The Reduced Case presents speculated energy consumption values for the operation of a similar production pathway at commercial scale. Many energy inputs are simply not needed or would be much smaller in a continuous flow process. The Literature Model provides an estimate for the EROI of algal biocrude based on data that has been reported in the literature. In this way the Reduced Case is grounded on one side by the sub-optimal experimental data and on the other side by the Literature Model, which is largely comprised of theoretical data (particularly for biomass and lipids production from optimal algae).
What Colin discovered was that the EROI of the Reduced Case and Literature Model were 0.13 and 0.57, respectively. This shows that we have much to learn for the potential of making viable liquid fuels. Additionally, Colin’s calculations for the experimental set-up (and Reduced Case analysis) show that 97% of the energy output resides in the biomass, not the bio-oil. For his idealized Literature Model, 82% of the energy output was in the biomass.

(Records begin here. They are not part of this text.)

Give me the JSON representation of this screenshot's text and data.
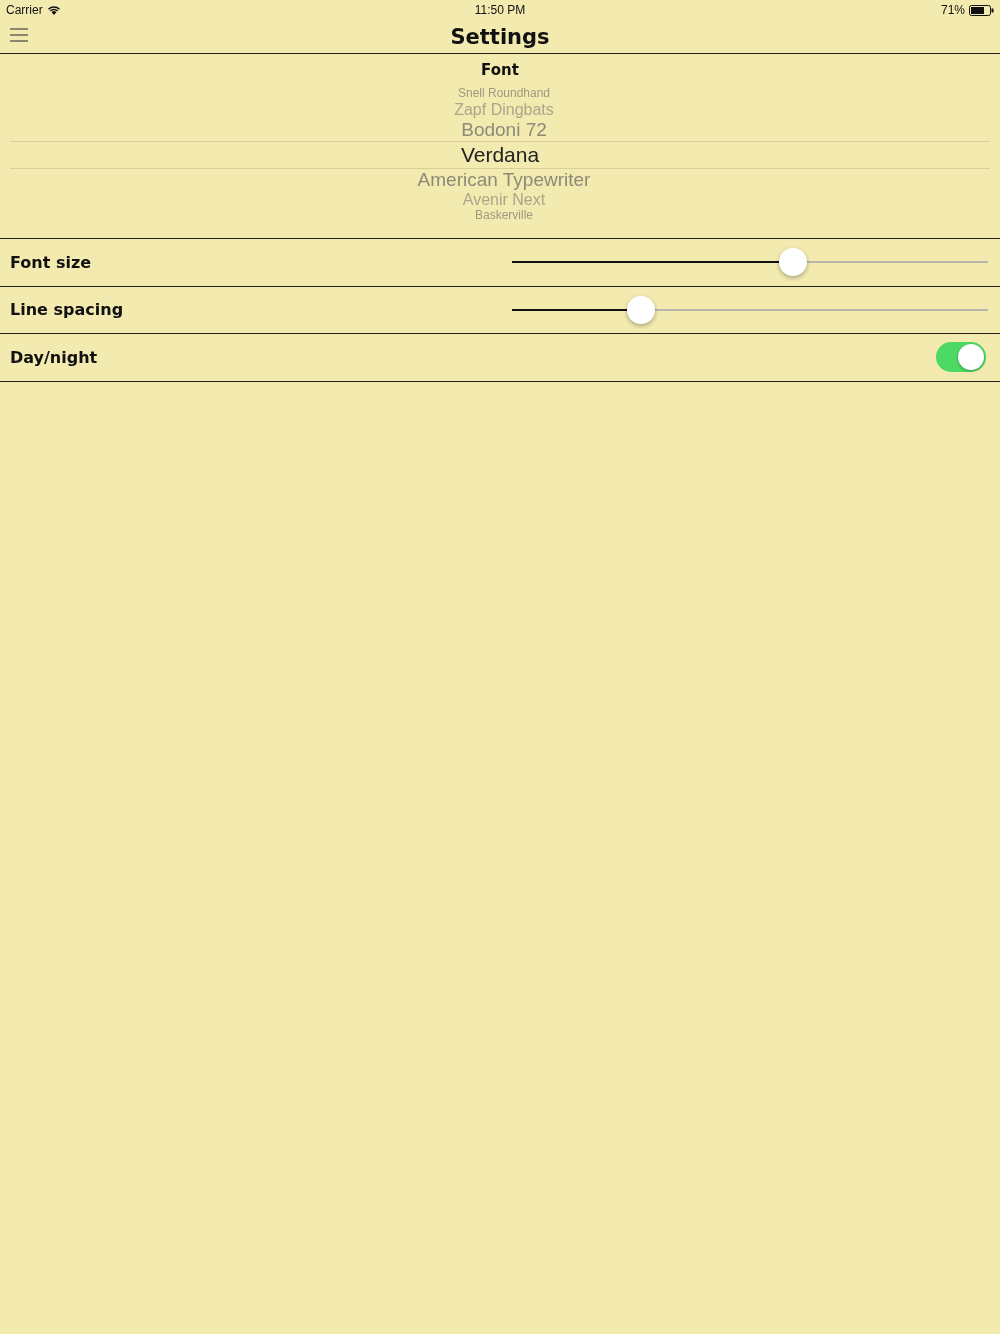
{
  "status_bar": {
    "carrier": "Carrier",
    "time": "11:50 PM",
    "battery": "71%"
  },
  "nav": {
    "title": "Settings"
  },
  "font_picker": {
    "label": "Font",
    "items": [
      {
        "name": "Snell Roundhand",
        "selected": false
      },
      {
        "name": "Zapf Dingbats",
        "selected": false
      },
      {
        "name": "Bodoni 72",
        "selected": false
      },
      {
        "name": "Verdana",
        "selected": true
      },
      {
        "name": "American Typewriter",
        "selected": false
      },
      {
        "name": "Avenir Next",
        "selected": false
      },
      {
        "name": "Baskerville",
        "selected": false
      }
    ]
  },
  "rows": [
    {
      "kind": "slider",
      "label": "Font size",
      "level": 0.59
    },
    {
      "kind": "slider",
      "label": "Line spacing",
      "level": 0.27
    },
    {
      "kind": "switch",
      "label": "Day/night",
      "on": true
    }
  ]
}
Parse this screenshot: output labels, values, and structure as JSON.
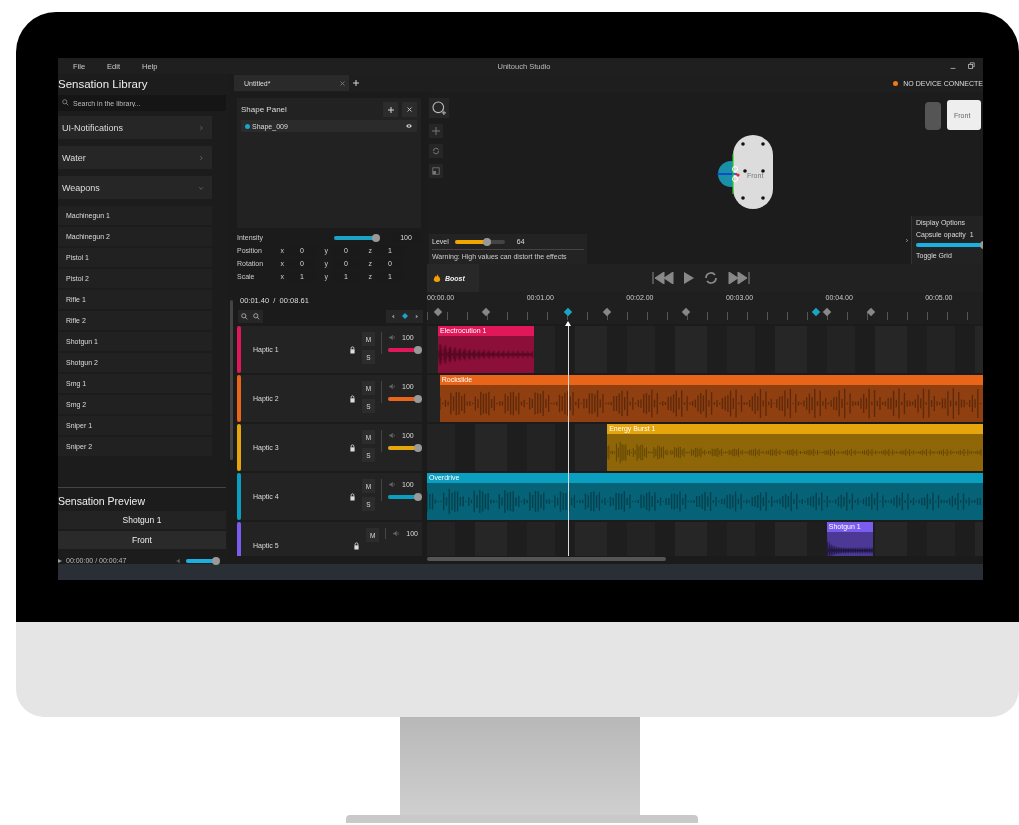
{
  "window": {
    "menu": [
      "File",
      "Edit",
      "Help"
    ],
    "title": "Unitouch Studio"
  },
  "library": {
    "title": "Sensation Library",
    "search": {
      "placeholder": "Search in the library..."
    },
    "categories": [
      {
        "label": "UI-Notifications",
        "expanded": false
      },
      {
        "label": "Water",
        "expanded": false
      },
      {
        "label": "Weapons",
        "expanded": true,
        "children": [
          "Machinegun 1",
          "Machinegun 2",
          "Pistol 1",
          "Pistol 2",
          "Rifle 1",
          "Rifle 2",
          "Shotgun 1",
          "Shotgun 2",
          "Smg 1",
          "Smg 2",
          "Sniper 1",
          "Sniper 2"
        ]
      }
    ]
  },
  "preview": {
    "title": "Sensation Preview",
    "sensation": "Shotgun 1",
    "view": "Front",
    "time": "00:00:00  / 00:00:47",
    "volume": {
      "level": 1
    }
  },
  "tabs": [
    {
      "label": "Untitled*",
      "selected": true
    }
  ],
  "shape_panel": {
    "title": "Shape Panel",
    "shapes": [
      {
        "name": "Shape_009",
        "visible": true
      }
    ],
    "intensity": {
      "label": "Intensity",
      "level": 1,
      "value": "100"
    },
    "transforms": [
      {
        "label": "Position",
        "values": [
          {
            "axis": "x",
            "value": "0"
          },
          {
            "axis": "y",
            "value": "0"
          },
          {
            "axis": "z",
            "value": "1"
          }
        ]
      },
      {
        "label": "Rotation",
        "values": [
          {
            "axis": "x",
            "value": "0"
          },
          {
            "axis": "y",
            "value": "0"
          },
          {
            "axis": "z",
            "value": "0"
          }
        ]
      },
      {
        "label": "Scale",
        "values": [
          {
            "axis": "x",
            "value": "1"
          },
          {
            "axis": "y",
            "value": "1"
          },
          {
            "axis": "z",
            "value": "1"
          }
        ]
      }
    ]
  },
  "status": {
    "device": "NO DEVICE CONNECTE"
  },
  "viewport": {
    "capsule_label": "Front",
    "cube_label": "Front",
    "level": {
      "label": "Level",
      "level": 0.64,
      "value": "64",
      "warning": "Warning: High values can distort the effects"
    },
    "display_options": {
      "title": "Display Options",
      "opacity_label": "Capsule opacity",
      "opacity_value": "1",
      "opacity": {
        "level": 1
      },
      "grid_label": "Toggle Grid"
    }
  },
  "transport": {
    "boost": "Boost"
  },
  "timeline": {
    "time": "00:01.40  /  00:08.61",
    "ruler": [
      "00:00.00",
      "00:01.00",
      "00:02.00",
      "00:03.00",
      "00:04.00",
      "00:05.00"
    ],
    "keyframes": [
      {
        "selected": false
      },
      {
        "selected": false
      },
      {
        "selected": true
      },
      {
        "selected": false
      },
      {
        "selected": false
      },
      {
        "selected": true
      },
      {
        "selected": false
      },
      {
        "selected": false
      }
    ]
  },
  "tracks": [
    {
      "name": "Haptic 1",
      "color": "#e0185a",
      "mute": "M",
      "solo": "S",
      "volume": "100",
      "level": 1,
      "clip": "Electrocution 1"
    },
    {
      "name": "Haptic 2",
      "color": "#e8651a",
      "mute": "M",
      "solo": "S",
      "volume": "100",
      "level": 1,
      "clip": "Rockslide"
    },
    {
      "name": "Haptic 3",
      "color": "#e6a50c",
      "mute": "M",
      "solo": "S",
      "volume": "100",
      "level": 1,
      "clip": "Energy Burst 1"
    },
    {
      "name": "Haptic 4",
      "color": "#0a9fc0",
      "mute": "M",
      "solo": "S",
      "volume": "100",
      "level": 1,
      "clip": "Overdrive"
    },
    {
      "name": "Haptic 5",
      "color": "#7b5cf0",
      "mute": "M",
      "volume": "100",
      "clip": "Shotgun 1"
    }
  ]
}
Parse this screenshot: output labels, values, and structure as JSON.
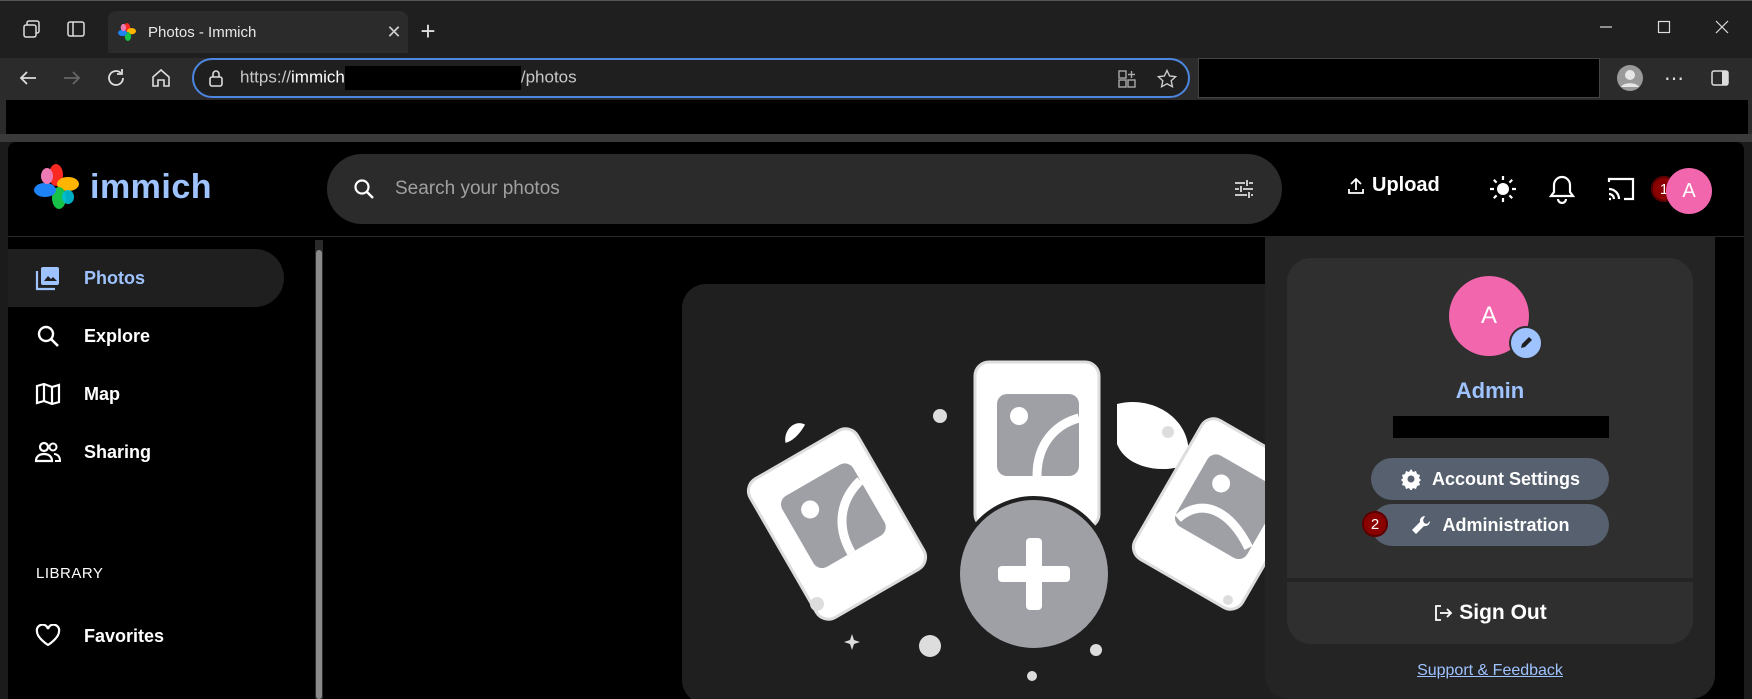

While these results seem discouraging, we do not have much ability to put these results into context of the rate of development of other alternative technologies and biofuels. How long did it take to get photovoltaic panels with EROI > 1 from the first working prototype in a lab? We have somewhat of an idea that it took one or two decades for the Brazilians to get reasonable EROI > 1 from using sugar cane for biomass and biofuel production (Brazilian sugar cane grown and processed in Sao Paulo is estimated near EROI = 8).
I believe we need to strive to quantify EROI for new technologies even they are still in the laboratory stage. Perhaps some very early technologies and processes are even too early for estimating or measuring EROI, but algae biofuels are clearly in the mainstream of research given the $500 m investment by Exxon-Mobil into genomics firms searching for the ideal strains of algae. These ideal strains of algae might simply excrete hydrogen, ethanol or lipids such that all of the capital infrastructure and direct energy requirements assumed for collecting algae and extracting the lipids even in Colin’s Literature Model can be largely unnecessary. Let’s hope others join in in trying to assess the EROI of their experimental and anticipated commercial processes for alternative energy technologies.